ACTIVITY: Word for word, print all of the entries below.

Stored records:
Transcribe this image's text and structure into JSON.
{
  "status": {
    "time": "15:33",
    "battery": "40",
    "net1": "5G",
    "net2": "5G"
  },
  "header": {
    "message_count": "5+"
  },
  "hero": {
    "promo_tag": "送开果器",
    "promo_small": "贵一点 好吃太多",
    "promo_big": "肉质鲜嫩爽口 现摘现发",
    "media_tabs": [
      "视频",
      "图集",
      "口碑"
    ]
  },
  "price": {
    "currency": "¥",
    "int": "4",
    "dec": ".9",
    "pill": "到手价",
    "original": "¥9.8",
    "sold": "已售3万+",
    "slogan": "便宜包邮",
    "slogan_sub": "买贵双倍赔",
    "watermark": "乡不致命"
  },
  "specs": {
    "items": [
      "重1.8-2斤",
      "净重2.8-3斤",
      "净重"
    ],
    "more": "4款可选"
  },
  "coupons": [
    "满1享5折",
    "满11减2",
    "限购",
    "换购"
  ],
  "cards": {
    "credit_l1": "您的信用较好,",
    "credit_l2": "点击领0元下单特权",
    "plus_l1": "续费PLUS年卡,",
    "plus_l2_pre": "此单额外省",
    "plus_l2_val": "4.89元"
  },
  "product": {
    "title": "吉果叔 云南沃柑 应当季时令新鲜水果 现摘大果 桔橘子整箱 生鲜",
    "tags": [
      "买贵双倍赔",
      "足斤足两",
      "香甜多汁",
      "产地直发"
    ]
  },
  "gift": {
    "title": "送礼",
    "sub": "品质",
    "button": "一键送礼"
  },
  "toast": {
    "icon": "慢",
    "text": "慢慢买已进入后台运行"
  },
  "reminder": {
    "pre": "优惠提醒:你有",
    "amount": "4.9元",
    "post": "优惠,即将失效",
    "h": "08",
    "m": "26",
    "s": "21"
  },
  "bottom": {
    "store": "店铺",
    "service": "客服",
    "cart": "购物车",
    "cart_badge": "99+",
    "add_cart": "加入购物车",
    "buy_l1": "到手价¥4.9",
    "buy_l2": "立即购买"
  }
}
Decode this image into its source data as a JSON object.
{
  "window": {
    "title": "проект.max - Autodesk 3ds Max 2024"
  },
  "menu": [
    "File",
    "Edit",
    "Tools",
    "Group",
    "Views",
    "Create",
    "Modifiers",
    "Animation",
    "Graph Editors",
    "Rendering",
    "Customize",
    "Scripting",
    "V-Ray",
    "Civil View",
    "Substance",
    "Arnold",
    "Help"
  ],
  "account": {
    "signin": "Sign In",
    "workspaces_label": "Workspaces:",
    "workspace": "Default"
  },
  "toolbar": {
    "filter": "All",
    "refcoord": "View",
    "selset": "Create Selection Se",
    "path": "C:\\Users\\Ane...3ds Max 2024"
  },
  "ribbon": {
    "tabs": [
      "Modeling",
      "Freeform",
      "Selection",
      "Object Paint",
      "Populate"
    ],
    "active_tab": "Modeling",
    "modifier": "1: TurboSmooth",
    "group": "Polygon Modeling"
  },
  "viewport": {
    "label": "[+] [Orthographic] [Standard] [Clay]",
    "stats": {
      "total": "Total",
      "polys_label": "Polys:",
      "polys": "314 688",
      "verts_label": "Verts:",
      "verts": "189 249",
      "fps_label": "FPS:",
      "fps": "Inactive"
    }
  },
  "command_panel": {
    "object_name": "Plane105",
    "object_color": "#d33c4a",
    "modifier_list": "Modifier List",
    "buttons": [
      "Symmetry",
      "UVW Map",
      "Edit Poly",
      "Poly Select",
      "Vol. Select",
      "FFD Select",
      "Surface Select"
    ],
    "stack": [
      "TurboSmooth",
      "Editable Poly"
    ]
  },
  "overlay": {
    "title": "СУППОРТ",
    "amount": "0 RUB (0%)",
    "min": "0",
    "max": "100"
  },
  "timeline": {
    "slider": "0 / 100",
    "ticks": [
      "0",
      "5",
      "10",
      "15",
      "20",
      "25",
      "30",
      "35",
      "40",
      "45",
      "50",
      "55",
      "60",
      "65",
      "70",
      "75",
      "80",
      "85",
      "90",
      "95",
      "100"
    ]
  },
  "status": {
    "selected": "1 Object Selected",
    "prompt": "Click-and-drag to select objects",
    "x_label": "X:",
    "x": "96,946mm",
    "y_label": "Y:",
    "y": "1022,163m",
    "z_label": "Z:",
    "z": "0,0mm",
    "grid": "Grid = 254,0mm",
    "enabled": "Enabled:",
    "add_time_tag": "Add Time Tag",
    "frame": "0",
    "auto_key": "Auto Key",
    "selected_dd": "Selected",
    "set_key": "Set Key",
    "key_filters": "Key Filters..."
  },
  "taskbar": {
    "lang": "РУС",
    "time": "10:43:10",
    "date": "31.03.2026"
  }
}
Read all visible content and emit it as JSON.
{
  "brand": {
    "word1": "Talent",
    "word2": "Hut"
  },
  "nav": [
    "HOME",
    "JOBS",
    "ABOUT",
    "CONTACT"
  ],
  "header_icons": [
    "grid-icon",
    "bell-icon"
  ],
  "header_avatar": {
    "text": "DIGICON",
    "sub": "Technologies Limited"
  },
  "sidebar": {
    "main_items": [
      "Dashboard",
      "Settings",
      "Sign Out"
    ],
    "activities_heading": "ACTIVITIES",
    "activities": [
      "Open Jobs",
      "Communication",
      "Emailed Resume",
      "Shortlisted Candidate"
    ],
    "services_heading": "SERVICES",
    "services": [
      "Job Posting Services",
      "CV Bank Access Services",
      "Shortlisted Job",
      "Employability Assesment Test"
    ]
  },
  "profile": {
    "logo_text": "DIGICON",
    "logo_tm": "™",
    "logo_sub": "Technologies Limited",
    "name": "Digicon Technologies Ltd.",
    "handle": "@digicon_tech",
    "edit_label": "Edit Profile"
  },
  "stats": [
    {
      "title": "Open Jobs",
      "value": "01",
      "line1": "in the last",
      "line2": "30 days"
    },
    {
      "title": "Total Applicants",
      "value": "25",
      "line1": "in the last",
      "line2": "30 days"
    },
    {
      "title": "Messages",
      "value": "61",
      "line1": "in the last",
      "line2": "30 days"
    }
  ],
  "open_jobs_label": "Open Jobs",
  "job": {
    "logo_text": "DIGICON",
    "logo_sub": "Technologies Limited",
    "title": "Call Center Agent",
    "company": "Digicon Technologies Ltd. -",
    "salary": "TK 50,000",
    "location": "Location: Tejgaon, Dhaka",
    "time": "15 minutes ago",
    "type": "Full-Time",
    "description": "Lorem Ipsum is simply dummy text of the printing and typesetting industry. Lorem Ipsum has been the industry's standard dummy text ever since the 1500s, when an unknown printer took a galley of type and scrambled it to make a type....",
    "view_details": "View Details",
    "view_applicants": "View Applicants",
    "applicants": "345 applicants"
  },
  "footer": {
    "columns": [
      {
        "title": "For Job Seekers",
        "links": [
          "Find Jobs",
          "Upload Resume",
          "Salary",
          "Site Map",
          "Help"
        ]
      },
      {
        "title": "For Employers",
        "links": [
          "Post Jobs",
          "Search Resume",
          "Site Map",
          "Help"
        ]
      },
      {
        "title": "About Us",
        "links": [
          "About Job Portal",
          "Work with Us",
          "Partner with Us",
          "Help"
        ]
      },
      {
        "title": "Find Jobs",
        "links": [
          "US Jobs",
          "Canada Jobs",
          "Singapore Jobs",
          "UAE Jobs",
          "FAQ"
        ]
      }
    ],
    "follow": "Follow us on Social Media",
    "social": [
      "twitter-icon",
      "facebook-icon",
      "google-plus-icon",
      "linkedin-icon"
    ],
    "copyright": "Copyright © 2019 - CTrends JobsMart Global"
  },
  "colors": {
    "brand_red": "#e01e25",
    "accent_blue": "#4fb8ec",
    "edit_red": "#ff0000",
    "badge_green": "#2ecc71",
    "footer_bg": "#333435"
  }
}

SOLVED PROBLEM:
Transcribe this image's text and structure into JSON.
{
  "status": {
    "time": "15:33",
    "battery": "40",
    "net1": "5G",
    "net2": "5G"
  },
  "header": {
    "message_count": "5+"
  },
  "hero": {
    "promo_tag": "送开果器",
    "promo_small": "贵一点 好吃太多",
    "promo_big": "肉质鲜嫩爽口 现摘现发",
    "media_tabs": [
      "视频",
      "图集",
      "口碑"
    ]
  },
  "price": {
    "currency": "¥",
    "int": "4",
    "dec": ".9",
    "pill": "到手价",
    "original": "¥9.8",
    "sold": "已售3万+",
    "slogan": "便宜包邮",
    "slogan_sub": "买贵双倍赔",
    "watermark": "乡不致命"
  },
  "specs": {
    "items": [
      "重1.8-2斤",
      "净重2.8-3斤",
      "净重"
    ],
    "more": "4款可选"
  },
  "coupons": [
    "满1享5折",
    "满11减2",
    "限购",
    "换购"
  ],
  "cards": {
    "credit_l1": "您的信用较好,",
    "credit_l2": "点击领0元下单特权",
    "plus_l1": "续费PLUS年卡,",
    "plus_l2_pre": "此单额外省",
    "plus_l2_val": "4.89元"
  },
  "product": {
    "title": "吉果叔 云南沃柑 应当季时令新鲜水果 现摘大果 桔橘子整箱 生鲜",
    "tags": [
      "买贵双倍赔",
      "足斤足两",
      "香甜多汁",
      "产地直发"
    ]
  },
  "gift": {
    "title": "送礼",
    "sub": "品质",
    "button": "一键送礼"
  },
  "toast": {
    "icon": "慢",
    "text": "慢慢买已进入后台运行"
  },
  "reminder": {
    "pre": "优惠提醒:你有",
    "amount": "4.9元",
    "post": "优惠,即将失效",
    "h": "08",
    "m": "26",
    "s": "21"
  },
  "bottom": {
    "store": "店铺",
    "service": "客服",
    "cart": "购物车",
    "cart_badge": "99+",
    "add_cart": "加入购物车",
    "buy_l1": "到手价¥4.9",
    "buy_l2": "立即购买"
  }
}
Decode this image into its source data as a JSON object.
{
  "window": {
    "title": "проект.max - Autodesk 3ds Max 2024"
  },
  "menu": [
    "File",
    "Edit",
    "Tools",
    "Group",
    "Views",
    "Create",
    "Modifiers",
    "Animation",
    "Graph Editors",
    "Rendering",
    "Customize",
    "Scripting",
    "V-Ray",
    "Civil View",
    "Substance",
    "Arnold",
    "Help"
  ],
  "account": {
    "signin": "Sign In",
    "workspaces_label": "Workspaces:",
    "workspace": "Default"
  },
  "toolbar": {
    "filter": "All",
    "refcoord": "View",
    "selset": "Create Selection Se",
    "path": "C:\\Users\\Ane...3ds Max 2024"
  },
  "ribbon": {
    "tabs": [
      "Modeling",
      "Freeform",
      "Selection",
      "Object Paint",
      "Populate"
    ],
    "active_tab": "Modeling",
    "modifier": "1: TurboSmooth",
    "group": "Polygon Modeling"
  },
  "viewport": {
    "label": "[+] [Orthographic] [Standard] [Clay]",
    "stats": {
      "total": "Total",
      "polys_label": "Polys:",
      "polys": "314 688",
      "verts_label": "Verts:",
      "verts": "189 249",
      "fps_label": "FPS:",
      "fps": "Inactive"
    }
  },
  "command_panel": {
    "object_name": "Plane105",
    "object_color": "#d33c4a",
    "modifier_list": "Modifier List",
    "buttons": [
      "Symmetry",
      "UVW Map",
      "Edit Poly",
      "Poly Select",
      "Vol. Select",
      "FFD Select",
      "Surface Select"
    ],
    "stack": [
      "TurboSmooth",
      "Editable Poly"
    ]
  },
  "overlay": {
    "title": "СУППОРТ",
    "amount": "0 RUB (0%)",
    "min": "0",
    "max": "100"
  },
  "timeline": {
    "slider": "0 / 100",
    "ticks": [
      "0",
      "5",
      "10",
      "15",
      "20",
      "25",
      "30",
      "35",
      "40",
      "45",
      "50",
      "55",
      "60",
      "65",
      "70",
      "75",
      "80",
      "85",
      "90",
      "95",
      "100"
    ]
  },
  "status": {
    "selected": "1 Object Selected",
    "prompt": "Click-and-drag to select objects",
    "x_label": "X:",
    "x": "96,946mm",
    "y_label": "Y:",
    "y": "1022,163m",
    "z_label": "Z:",
    "z": "0,0mm",
    "grid": "Grid = 254,0mm",
    "enabled": "Enabled:",
    "add_time_tag": "Add Time Tag",
    "frame": "0",
    "auto_key": "Auto Key",
    "selected_dd": "Selected",
    "set_key": "Set Key",
    "key_filters": "Key Filters..."
  },
  "taskbar": {
    "lang": "РУС",
    "time": "10:43:10",
    "date": "31.03.2026"
  }
}
Read all visible content and emit it as JSON.
{
  "brand": {
    "word1": "Talent",
    "word2": "Hut"
  },
  "nav": [
    "HOME",
    "JOBS",
    "ABOUT",
    "CONTACT"
  ],
  "header_icons": [
    "grid-icon",
    "bell-icon"
  ],
  "header_avatar": {
    "text": "DIGICON",
    "sub": "Technologies Limited"
  },
  "sidebar": {
    "main_items": [
      "Dashboard",
      "Settings",
      "Sign Out"
    ],
    "activities_heading": "ACTIVITIES",
    "activities": [
      "Open Jobs",
      "Communication",
      "Emailed Resume",
      "Shortlisted Candidate"
    ],
    "services_heading": "SERVICES",
    "services": [
      "Job Posting Services",
      "CV Bank Access Services",
      "Shortlisted Job",
      "Employability Assesment Test"
    ]
  },
  "profile": {
    "logo_text": "DIGICON",
    "logo_tm": "™",
    "logo_sub": "Technologies Limited",
    "name": "Digicon Technologies Ltd.",
    "handle": "@digicon_tech",
    "edit_label": "Edit Profile"
  },
  "stats": [
    {
      "title": "Open Jobs",
      "value": "01",
      "line1": "in the last",
      "line2": "30 days"
    },
    {
      "title": "Total Applicants",
      "value": "25",
      "line1": "in the last",
      "line2": "30 days"
    },
    {
      "title": "Messages",
      "value": "61",
      "line1": "in the last",
      "line2": "30 days"
    }
  ],
  "open_jobs_label": "Open Jobs",
  "job": {
    "logo_text": "DIGICON",
    "logo_sub": "Technologies Limited",
    "title": "Call Center Agent",
    "company": "Digicon Technologies Ltd. -",
    "salary": "TK 50,000",
    "location": "Location: Tejgaon, Dhaka",
    "time": "15 minutes ago",
    "type": "Full-Time",
    "description": "Lorem Ipsum is simply dummy text of the printing and typesetting industry. Lorem Ipsum has been the industry's standard dummy text ever since the 1500s, when an unknown printer took a galley of type and scrambled it to make a type....",
    "view_details": "View Details",
    "view_applicants": "View Applicants",
    "applicants": "345 applicants"
  },
  "footer": {
    "columns": [
      {
        "title": "For Job Seekers",
        "links": [
          "Find Jobs",
          "Upload Resume",
          "Salary",
          "Site Map",
          "Help"
        ]
      },
      {
        "title": "For Employers",
        "links": [
          "Post Jobs",
          "Search Resume",
          "Site Map",
          "Help"
        ]
      },
      {
        "title": "About Us",
        "links": [
          "About Job Portal",
          "Work with Us",
          "Partner with Us",
          "Help"
        ]
      },
      {
        "title": "Find Jobs",
        "links": [
          "US Jobs",
          "Canada Jobs",
          "Singapore Jobs",
          "UAE Jobs",
          "FAQ"
        ]
      }
    ],
    "follow": "Follow us on Social Media",
    "social": [
      "twitter-icon",
      "facebook-icon",
      "google-plus-icon",
      "linkedin-icon"
    ],
    "copyright": "Copyright © 2019 - CTrends JobsMart Global"
  },
  "colors": {
    "brand_red": "#e01e25",
    "accent_blue": "#4fb8ec",
    "edit_red": "#ff0000",
    "badge_green": "#2ecc71",
    "footer_bg": "#333435"
  }
}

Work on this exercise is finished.